By Stephen Eisenhammer and Rodrigo Viga Gaier
RIO DE JANEIRO, Sept 14 (Reuters) - Murilo Ferreira will take a leave of absence as chairman of state-run oil firm Petrobras, turning his full attention to his job as chief executive of Vale SA as the mining giant grapples with a downturn in the sector.
Petroleo Brasileiro SA, as the company is formally known, did not give a reason for Ferreira's leave, which it said would last until Nov. 30. A company source told Reuters he had requested time off to focus on Vale as it navigates a slump in iron ore prices and a slowdown in China.
Ferreira, 62, who has been CEO of Vale since 2011, was appointed chairman of Petrobras in April as it looked to send a market-friendly signal after a giant corruption scandal resulted in billions of dollars in writedowns.
At the time some mining executives criticized the move, saying Vale was going through a difficult patch and needed the full focus of its CEO. Ferreira shrugged off concerns, saying the double job would only eat into his "leisure time."
But the world's largest producer of iron ore has continued to struggle. Shares in Vale have lost nearly 40 percent over the past 12 months and touched their lowest in a decade last month.
Analysts predict the price of iron ore .IO62-CNI=SI, the main ingredient in steel, will stay low for years after falling more than half since last year.
Despite being one of the world's lowest-cost producers of the mineral, Vale has found itself in a tight spot as its investments are well above those of Australian rivals BHP Billiton and Rio Tinto. Vale is in the process of building a giant iron ore mine in the Amazon known as S11D. The expansion is the world's largest iron ore project at the moment.
Since taking the helm of the Petrobras board, Ferreira has not always seen eye to eye with other board members.
Last month the board approved the sale of the company's BR Distribuidora SA fuel distribution unit to help reduce debt, but Ferreira was one of two members to vote against the proposal.
On Monday, the Petrobras source said the sale had been put on hold.
Another potential point of tension is fuel-price policy. Reuters reported in August, citing sources, that Petrobras had still not presented a plan to bring domestic fuel prices in line with world levels.

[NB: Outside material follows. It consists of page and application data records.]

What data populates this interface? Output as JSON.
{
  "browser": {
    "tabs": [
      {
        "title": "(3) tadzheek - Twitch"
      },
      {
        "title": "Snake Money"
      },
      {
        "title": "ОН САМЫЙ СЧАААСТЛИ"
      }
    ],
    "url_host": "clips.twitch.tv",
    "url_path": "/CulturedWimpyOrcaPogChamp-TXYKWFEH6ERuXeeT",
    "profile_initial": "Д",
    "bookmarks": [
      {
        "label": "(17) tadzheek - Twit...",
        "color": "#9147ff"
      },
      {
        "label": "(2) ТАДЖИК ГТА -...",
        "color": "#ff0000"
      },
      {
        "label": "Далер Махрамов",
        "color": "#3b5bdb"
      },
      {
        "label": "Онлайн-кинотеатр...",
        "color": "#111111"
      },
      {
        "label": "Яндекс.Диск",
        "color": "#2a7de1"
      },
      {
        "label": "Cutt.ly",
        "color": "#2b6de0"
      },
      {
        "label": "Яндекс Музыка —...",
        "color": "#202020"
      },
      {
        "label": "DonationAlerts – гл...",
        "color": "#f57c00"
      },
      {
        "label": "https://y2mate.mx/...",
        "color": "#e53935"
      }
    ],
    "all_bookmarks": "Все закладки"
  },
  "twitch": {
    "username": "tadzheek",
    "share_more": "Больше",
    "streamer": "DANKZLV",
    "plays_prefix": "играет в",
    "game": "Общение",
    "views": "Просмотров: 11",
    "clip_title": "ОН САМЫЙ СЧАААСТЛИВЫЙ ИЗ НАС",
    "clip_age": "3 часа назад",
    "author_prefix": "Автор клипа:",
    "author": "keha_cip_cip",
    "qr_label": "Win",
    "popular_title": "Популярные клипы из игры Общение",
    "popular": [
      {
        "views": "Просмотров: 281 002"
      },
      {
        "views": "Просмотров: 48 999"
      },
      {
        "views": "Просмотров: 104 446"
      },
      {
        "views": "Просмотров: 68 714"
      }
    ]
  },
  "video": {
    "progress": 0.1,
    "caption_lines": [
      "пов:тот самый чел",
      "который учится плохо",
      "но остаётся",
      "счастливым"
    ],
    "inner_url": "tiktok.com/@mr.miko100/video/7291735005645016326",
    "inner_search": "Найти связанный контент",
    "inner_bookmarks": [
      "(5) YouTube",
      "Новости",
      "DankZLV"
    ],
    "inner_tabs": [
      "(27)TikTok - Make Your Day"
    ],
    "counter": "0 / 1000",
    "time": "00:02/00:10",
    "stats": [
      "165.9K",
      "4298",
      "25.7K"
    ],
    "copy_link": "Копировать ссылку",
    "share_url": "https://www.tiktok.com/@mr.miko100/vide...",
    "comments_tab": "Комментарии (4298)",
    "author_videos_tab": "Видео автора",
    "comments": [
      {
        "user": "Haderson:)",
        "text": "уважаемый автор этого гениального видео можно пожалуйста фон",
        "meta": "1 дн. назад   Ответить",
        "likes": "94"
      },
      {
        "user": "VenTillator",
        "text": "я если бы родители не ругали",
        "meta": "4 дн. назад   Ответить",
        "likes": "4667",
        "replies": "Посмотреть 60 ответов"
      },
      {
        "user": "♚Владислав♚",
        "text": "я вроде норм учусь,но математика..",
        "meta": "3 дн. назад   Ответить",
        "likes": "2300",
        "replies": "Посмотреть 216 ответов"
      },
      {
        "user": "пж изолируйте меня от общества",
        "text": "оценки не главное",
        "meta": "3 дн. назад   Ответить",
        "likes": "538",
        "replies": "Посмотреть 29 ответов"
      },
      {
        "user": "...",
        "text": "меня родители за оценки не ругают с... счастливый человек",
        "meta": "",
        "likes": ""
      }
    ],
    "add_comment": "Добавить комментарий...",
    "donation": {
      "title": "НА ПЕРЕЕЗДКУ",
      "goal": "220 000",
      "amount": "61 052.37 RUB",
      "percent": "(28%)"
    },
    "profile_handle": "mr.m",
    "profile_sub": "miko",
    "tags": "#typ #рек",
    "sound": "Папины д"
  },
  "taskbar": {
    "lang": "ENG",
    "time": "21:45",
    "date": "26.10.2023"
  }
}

In the past Petrobras has imported fuel to sell at a loss, a serious burden on the company. (Reporting by Stephen Eisenhammer; Editing by Frances Kerry)